— Directions —
Repeat the data precisely as given.

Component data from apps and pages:
>>>

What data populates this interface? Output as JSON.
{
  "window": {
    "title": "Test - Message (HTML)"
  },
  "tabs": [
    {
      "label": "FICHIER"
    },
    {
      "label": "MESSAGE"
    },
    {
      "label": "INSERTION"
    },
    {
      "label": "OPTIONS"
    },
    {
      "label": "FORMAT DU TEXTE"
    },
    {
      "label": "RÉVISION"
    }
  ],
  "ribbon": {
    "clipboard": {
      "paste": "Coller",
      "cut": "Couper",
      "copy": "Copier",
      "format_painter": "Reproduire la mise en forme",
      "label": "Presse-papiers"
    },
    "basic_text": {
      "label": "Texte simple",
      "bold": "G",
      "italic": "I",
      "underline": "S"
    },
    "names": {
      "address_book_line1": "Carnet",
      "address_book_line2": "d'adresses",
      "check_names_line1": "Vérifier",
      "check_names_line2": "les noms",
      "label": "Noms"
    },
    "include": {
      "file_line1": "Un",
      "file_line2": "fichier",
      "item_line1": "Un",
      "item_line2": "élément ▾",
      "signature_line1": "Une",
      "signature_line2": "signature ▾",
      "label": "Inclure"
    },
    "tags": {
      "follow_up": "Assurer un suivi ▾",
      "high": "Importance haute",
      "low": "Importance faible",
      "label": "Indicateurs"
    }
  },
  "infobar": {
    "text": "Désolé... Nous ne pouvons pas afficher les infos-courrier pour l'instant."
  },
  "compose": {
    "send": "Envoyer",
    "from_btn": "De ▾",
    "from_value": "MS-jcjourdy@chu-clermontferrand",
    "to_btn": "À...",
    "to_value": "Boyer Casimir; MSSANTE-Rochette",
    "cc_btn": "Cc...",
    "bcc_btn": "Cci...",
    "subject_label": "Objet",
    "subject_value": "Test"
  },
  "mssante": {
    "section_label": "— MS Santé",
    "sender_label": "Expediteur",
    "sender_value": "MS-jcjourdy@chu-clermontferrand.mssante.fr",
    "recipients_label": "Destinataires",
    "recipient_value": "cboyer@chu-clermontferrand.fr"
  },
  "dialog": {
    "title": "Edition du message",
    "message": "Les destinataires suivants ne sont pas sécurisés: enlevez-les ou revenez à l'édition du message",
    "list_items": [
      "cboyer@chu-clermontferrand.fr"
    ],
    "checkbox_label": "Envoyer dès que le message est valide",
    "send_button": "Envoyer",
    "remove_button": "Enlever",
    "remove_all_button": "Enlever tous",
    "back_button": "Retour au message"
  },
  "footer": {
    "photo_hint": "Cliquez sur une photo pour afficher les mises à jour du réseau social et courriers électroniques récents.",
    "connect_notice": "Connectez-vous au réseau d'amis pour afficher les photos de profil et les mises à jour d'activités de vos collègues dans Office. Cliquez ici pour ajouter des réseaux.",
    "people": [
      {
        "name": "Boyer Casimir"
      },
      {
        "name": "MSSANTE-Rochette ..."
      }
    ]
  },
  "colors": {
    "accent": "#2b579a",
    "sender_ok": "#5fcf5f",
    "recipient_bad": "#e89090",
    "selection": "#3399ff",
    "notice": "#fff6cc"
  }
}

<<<

— Task result —
What data populates this interface? Output as JSON.
{
  "window": {
    "title": "Test - Message (HTML)"
  },
  "tabs": [
    {
      "label": "FICHIER"
    },
    {
      "label": "MESSAGE"
    },
    {
      "label": "INSERTION"
    },
    {
      "label": "OPTIONS"
    },
    {
      "label": "FORMAT DU TEXTE"
    },
    {
      "label": "RÉVISION"
    }
  ],
  "ribbon": {
    "clipboard": {
      "paste": "Coller",
      "cut": "Couper",
      "copy": "Copier",
      "format_painter": "Reproduire la mise en forme",
      "label": "Presse-papiers"
    },
    "basic_text": {
      "label": "Texte simple",
      "bold": "G",
      "italic": "I",
      "underline": "S"
    },
    "names": {
      "address_book_line1": "Carnet",
      "address_book_line2": "d'adresses",
      "check_names_line1": "Vérifier",
      "check_names_line2": "les noms",
      "label": "Noms"
    },
    "include": {
      "file_line1": "Un",
      "file_line2": "fichier",
      "item_line1": "Un",
      "item_line2": "élément ▾",
      "signature_line1": "Une",
      "signature_line2": "signature ▾",
      "label": "Inclure"
    },
    "tags": {
      "follow_up": "Assurer un suivi ▾",
      "high": "Importance haute",
      "low": "Importance faible",
      "label": "Indicateurs"
    }
  },
  "infobar": {
    "text": "Désolé... Nous ne pouvons pas afficher les infos-courrier pour l'instant."
  },
  "compose": {
    "send": "Envoyer",
    "from_btn": "De ▾",
    "from_value": "MS-jcjourdy@chu-clermontferrand",
    "to_btn": "À...",
    "to_value": "Boyer Casimir; MSSANTE-Rochette",
    "cc_btn": "Cc...",
    "bcc_btn": "Cci...",
    "subject_label": "Objet",
    "subject_value": "Test"
  },
  "mssante": {
    "section_label": "— MS Santé",
    "sender_label": "Expediteur",
    "sender_value": "MS-jcjourdy@chu-clermontferrand.mssante.fr",
    "recipients_label": "Destinataires",
    "recipient_value": "cboyer@chu-clermontferrand.fr"
  },
  "dialog": {
    "title": "Edition du message",
    "message": "Les destinataires suivants ne sont pas sécurisés: enlevez-les ou revenez à l'édition du message",
    "list_items": [
      "cboyer@chu-clermontferrand.fr"
    ],
    "checkbox_label": "Envoyer dès que le message est valide",
    "send_button": "Envoyer",
    "remove_button": "Enlever",
    "remove_all_button": "Enlever tous",
    "back_button": "Retour au message"
  },
  "footer": {
    "photo_hint": "Cliquez sur une photo pour afficher les mises à jour du réseau social et courriers électroniques récents.",
    "connect_notice": "Connectez-vous au réseau d'amis pour afficher les photos de profil et les mises à jour d'activités de vos collègues dans Office. Cliquez ici pour ajouter des réseaux.",
    "people": [
      {
        "name": "Boyer Casimir"
      },
      {
        "name": "MSSANTE-Rochette ..."
      }
    ]
  },
  "colors": {
    "accent": "#2b579a",
    "sender_ok": "#5fcf5f",
    "recipient_bad": "#e89090",
    "selection": "#3399ff",
    "notice": "#fff6cc"
  }
}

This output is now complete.